Bulletin #19 | Special Series - Bill 64 & Act to modernize legislative provisions as regards the protection of personal information
In sections 12, 19 and 102 of Bill 641 the legislator has introduced a new concept – that of "sensitive personal information" – affecting both the Act respecting access to documents held by public bodies and the protection of personal information2 and the Act respecting the protection of personal information in the private sector.3
This concept has been introduced in the context of explicit or implicit consent to the use or disclosure of personal information for the purposes for which it was collected. For example, it is provided that the consent of an employee of a private enterprise must be explicit when that company wants to use the employee's sensitive personal information for purposes other than those for which it was collected.4
Proposed Definition of "Sensitive Personal Information"
While this concept does not appear in the current version of the federal Personal Information Protection and Electronic Documents Act,5 it does, however, exist in European law as "sensitive data" under the General Data Protection Regulation6 ("GDPR").
Under Bill 64, information is defined as "sensitive" when "due to its nature or the context of its use or communication, it entails a high level of reasonable expectation of privacy."7
According to this definition, it should be noted that all obligations affecting enterprises under Bill 64 vary depending on how sensitive the personal information is. Moreover, this concept seems to be subjective since the sensitivity of the information depends on the context of its use or communication.
Unlike Bill 64, the GDPR provides a precise definition of "sensitive data." In fact, the GDPR not only provides that "sensitive data" is a special category of personal data, it also explicitly defines sensitive data that is in the special category of personal data. More precisely, article 9 of the GDPR provides that the:

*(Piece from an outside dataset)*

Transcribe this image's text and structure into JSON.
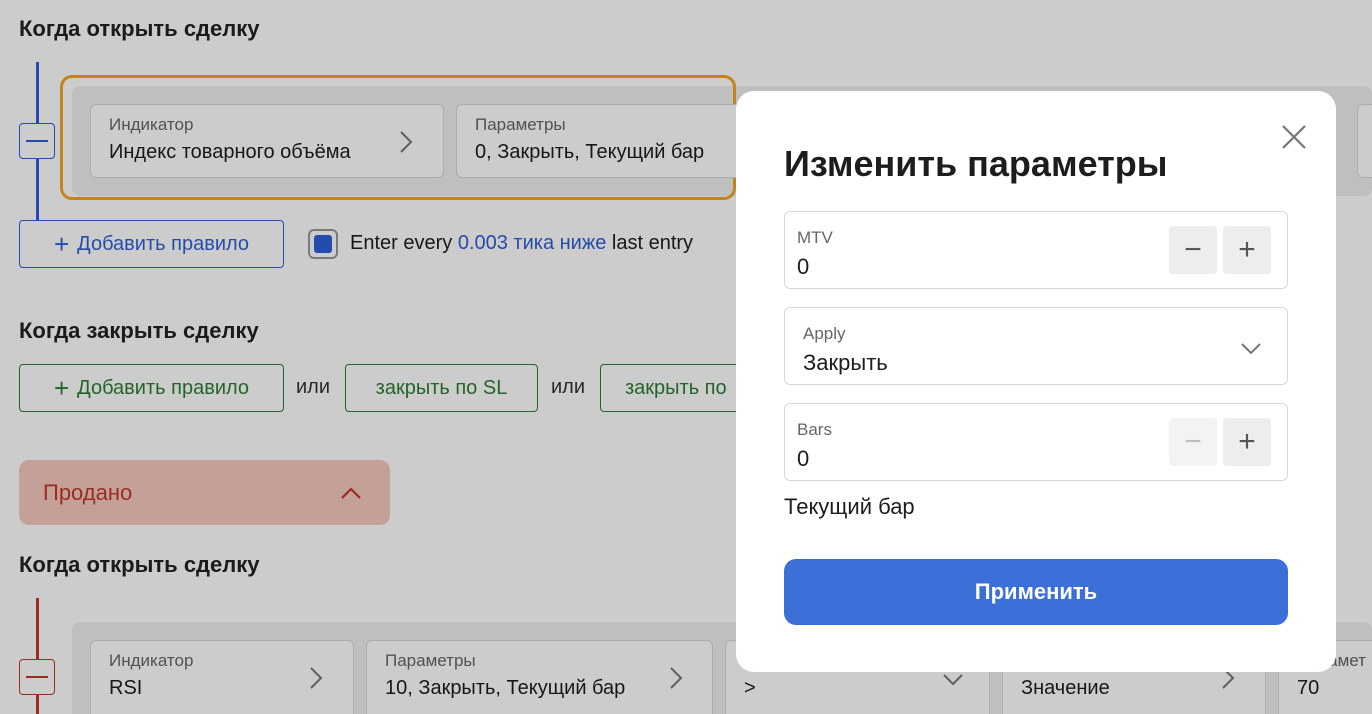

Processing of personal data revealing racial or ethnic origin, political opinions, religious or philosophical beliefs, or trade union membership, and the processing of genetic data, biometric data for the purpose of uniquely identifying a natural person, data concerning health or data concerning a natural person's sex life or sexual orientation shall be prohibited.
As such, the concept proposed in Bill 64, seen through the lens of the GDPR, may seem incomplete or inadequate given that:

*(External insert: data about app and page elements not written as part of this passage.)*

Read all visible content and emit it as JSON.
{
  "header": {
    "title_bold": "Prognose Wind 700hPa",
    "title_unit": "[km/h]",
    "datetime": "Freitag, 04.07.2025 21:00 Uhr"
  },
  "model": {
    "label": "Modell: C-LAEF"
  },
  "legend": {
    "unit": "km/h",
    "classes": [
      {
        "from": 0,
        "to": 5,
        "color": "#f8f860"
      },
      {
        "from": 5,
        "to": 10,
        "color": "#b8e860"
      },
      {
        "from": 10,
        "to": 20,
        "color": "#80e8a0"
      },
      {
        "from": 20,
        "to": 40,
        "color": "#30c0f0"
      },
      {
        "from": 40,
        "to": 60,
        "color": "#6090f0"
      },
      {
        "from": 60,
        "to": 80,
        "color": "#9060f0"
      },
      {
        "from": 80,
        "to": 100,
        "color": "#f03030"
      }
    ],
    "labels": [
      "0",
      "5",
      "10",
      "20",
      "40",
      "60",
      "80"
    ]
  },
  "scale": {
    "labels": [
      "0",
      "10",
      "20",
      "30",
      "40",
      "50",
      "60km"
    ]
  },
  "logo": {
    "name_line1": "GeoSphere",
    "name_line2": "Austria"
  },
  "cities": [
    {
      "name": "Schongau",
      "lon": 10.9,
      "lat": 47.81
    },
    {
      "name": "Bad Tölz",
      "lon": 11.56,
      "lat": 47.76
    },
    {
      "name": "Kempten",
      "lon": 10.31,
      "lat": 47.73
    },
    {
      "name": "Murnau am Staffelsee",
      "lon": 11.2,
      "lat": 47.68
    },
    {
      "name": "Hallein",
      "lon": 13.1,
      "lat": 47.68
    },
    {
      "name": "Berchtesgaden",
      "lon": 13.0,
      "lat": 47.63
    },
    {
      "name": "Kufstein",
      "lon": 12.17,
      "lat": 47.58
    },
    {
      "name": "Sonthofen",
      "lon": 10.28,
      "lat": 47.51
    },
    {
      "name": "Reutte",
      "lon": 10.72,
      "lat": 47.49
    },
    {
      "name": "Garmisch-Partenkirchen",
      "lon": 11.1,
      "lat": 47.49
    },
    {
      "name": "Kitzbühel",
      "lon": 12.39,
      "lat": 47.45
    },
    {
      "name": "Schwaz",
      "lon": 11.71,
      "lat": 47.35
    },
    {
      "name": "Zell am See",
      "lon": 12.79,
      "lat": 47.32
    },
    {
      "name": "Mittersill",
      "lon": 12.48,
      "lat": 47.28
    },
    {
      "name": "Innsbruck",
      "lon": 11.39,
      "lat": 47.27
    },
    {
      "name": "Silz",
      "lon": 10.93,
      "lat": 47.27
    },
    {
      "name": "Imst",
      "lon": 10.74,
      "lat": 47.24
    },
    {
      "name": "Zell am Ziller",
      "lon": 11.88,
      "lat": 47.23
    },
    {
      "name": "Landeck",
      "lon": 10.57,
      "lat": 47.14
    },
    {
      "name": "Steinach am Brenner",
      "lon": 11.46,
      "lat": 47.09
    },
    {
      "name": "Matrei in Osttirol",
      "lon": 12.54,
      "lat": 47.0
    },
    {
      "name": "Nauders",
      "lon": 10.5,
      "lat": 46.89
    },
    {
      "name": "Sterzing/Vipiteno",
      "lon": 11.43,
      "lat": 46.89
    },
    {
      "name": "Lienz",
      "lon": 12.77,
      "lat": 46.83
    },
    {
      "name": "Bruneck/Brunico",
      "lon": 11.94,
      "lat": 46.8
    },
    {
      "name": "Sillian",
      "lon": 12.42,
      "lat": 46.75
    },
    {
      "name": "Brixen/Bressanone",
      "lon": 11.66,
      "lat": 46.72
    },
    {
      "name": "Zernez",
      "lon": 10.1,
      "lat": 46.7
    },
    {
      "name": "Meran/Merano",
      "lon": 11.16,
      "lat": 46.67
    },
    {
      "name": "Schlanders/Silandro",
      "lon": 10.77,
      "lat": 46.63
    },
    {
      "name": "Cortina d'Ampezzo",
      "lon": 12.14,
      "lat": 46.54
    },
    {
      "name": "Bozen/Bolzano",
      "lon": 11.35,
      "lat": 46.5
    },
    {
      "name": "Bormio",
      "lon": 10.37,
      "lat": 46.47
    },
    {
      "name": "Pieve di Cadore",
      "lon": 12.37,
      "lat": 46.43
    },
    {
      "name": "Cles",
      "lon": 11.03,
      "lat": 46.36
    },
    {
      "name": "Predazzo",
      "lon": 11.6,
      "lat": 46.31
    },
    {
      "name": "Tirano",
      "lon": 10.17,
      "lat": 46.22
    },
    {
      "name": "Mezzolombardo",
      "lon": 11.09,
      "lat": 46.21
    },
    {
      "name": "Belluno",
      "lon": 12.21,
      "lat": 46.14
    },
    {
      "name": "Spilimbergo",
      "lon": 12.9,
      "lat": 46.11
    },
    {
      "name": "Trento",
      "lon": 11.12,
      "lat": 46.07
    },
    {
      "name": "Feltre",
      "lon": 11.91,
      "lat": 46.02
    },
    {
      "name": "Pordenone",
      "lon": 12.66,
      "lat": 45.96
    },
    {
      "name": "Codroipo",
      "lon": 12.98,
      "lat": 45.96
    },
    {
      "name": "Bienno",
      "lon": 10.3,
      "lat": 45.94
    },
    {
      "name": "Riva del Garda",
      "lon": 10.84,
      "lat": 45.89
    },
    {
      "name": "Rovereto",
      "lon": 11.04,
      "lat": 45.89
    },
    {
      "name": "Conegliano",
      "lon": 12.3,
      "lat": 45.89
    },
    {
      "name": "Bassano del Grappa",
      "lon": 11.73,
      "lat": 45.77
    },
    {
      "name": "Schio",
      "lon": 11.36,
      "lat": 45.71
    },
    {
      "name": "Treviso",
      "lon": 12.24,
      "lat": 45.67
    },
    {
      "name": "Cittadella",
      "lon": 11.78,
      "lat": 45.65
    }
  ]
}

- the sensitivity of information is left to the discretion of the companies processing such information, and so it could be difficult for them to determine how they should be processing certain information in certain specific contexts;
- in cases where it may be less obvious that information should be considered sensitive, the same information may be handled differently, depending on the person processing that information; and
- company policies may vary from one company to another regarding the same type of information.
Other Ways of Defining Sensitive Information
In light of the foregoing, we believe that, as provided under the GDPR, a clearer definition of "sensitive personal information" could help prevent confusion or any misinterpretation of the law.
For example, it seems that in the context of Québec, the definition of "sensitive personal information" could constitute the prohibited grounds of discrimination under section 10 of the Charter of Human Rights and Freedoms,8 which are race, colour, gender identity or expression, pregnancy, sexual orientation, civil status, age except as provided by law, religion, political convictions, language, ethnic or national origin, social condition, handicap or the use of any means to palliate a handicap.
Lastly, while the addition of the concept of "sensitive personal information" is interesting, we believe that certain changes should be made to the definition in order to avoid interpretation issues and to ensure the uniform application of the new legislation.
1. Bill 64, An Act to modernize legislative provisions as regards the protection of personal information, 1st Session, 42nd Legislature, Québec, 12 June 2020, (Introduction) ("Bill 64") http://m.assnat.qc.ca/en/travaux-parlementaires/projets-loi/projet-loi-64-42-1.html.
2. Act respecting access to documents held by public bodies and the protection of personal information, chapter A-2.1.
3. Act respecting the protection of personal information in the private sector, chapter P-39.1.
4. Bill 64, section 102.
5. Personal Information Protection and Electronic Documents Act, SC 2000, c 5.
6. General Data Protection Regulation, 2016/679.
7. Bill 64, sections 12 and 102.
8. Charter of Human Rights and Freedoms, chapter C-12.
The content of this article is intended to provide a general guide to the subject matter. Specialist advice should be sought about your specific circumstances.